In addition to the beauty of the Gold Coast name, people outside of Africa have tended to confuse Ghana with other countries and places with similar sounding names. During the reign of Idi Amin, I was constantly having to explain to people that no, I was not from U-ganda. A telephone operator once told me when I tried to call Ghana in the days before direct dial became common, that I did not need to pass the call through her, because Gardner, a city in Massachusetts, was just around the corner from where I lived. And I have lost track of the number of times I was almost booked on flights to Guyana when all I wanted to do was go to Ghana.
Just as I would not want to be constantly called by somebody else’s name, being confused with other countries has negative effects that are easy to see but hard to quantify.
The main problem I see with my proposed name change is losing the “Ghanaian” tag. We should congratulate the inventor of that moniker. We could very easily have been called “Ghanans”, possibly “Ghananese” or “Ghanese” both of which sound like a shortened form of the word Manganese. Worse yet we could have been called “Ghanites” or “Ghananites” which sound like the ingredients for making a bomb.

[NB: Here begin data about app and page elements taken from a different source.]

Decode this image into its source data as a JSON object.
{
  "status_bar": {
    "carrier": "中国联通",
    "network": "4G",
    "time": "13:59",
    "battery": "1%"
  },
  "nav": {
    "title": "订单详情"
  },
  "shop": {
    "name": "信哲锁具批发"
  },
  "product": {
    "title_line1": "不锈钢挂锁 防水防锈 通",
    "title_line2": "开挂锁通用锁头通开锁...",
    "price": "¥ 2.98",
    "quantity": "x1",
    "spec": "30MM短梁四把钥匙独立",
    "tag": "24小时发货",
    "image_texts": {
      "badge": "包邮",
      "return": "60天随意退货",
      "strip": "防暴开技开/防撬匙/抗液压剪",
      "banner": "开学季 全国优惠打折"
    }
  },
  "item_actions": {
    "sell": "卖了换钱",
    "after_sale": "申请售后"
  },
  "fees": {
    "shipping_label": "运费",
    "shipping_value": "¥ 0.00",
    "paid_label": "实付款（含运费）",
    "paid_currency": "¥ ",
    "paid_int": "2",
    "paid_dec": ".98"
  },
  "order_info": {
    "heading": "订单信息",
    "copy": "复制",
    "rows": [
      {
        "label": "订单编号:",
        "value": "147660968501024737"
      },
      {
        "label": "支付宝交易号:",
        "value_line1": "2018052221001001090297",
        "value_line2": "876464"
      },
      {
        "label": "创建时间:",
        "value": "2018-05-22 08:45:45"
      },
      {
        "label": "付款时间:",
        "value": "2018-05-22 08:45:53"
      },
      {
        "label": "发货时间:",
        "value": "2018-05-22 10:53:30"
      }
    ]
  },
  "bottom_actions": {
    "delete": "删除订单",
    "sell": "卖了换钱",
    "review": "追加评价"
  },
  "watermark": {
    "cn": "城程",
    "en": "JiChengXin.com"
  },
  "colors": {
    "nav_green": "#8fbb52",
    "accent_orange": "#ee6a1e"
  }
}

Our Nigerian friends have been known to call us Ghana-nians” which I suspect is their way of getting under our skin considering the competitive nature of the relationship between the two countries. So, all in all, we should be grateful that we got the more elegant “Ghanaian” instead.
It certainly sounds much better than all of the above possibilities and I would grant, much, much better than “Gold Coaster”. “Gold Coaster” feels a bit heavy off the tongue and a little bit unimaginative.
Perhaps a compromise on the new name for Ghana might be to change the name to “Goldland”. This is consistent with the names of lots of countries. We have countries such as Ireland, England, Scotland and Swaziland, so we would be following a well-worn convention for naming countries. “Goldland” is also much more inclusive than Gold Coast since Ashanti where most of our gold comes from is not on the coast. “Goldland” will thus embrace all, from the coastal plains of Accra to the northern border regions. We can then become “Goldlanders” which sounds pretty good to me.
Other possibilities, though, could be “Goldenites” or perhaps “Goldenese”. No matter what we choose to do, however, we should try to resurrect the Gold Coast name from the dustbin of history where it now languishes.
We could use it in tourist brochures describing our beautiful land or as part of the name for fancy nightclubs and restaurants off our breezy, sandy beaches.
We will then once again claim this glorious name that we so carelessly, and, yes, so thoughtlessly threw away so long ago. And with the change in name to Goldland, I can finally fly home without risking ending up in Guyana.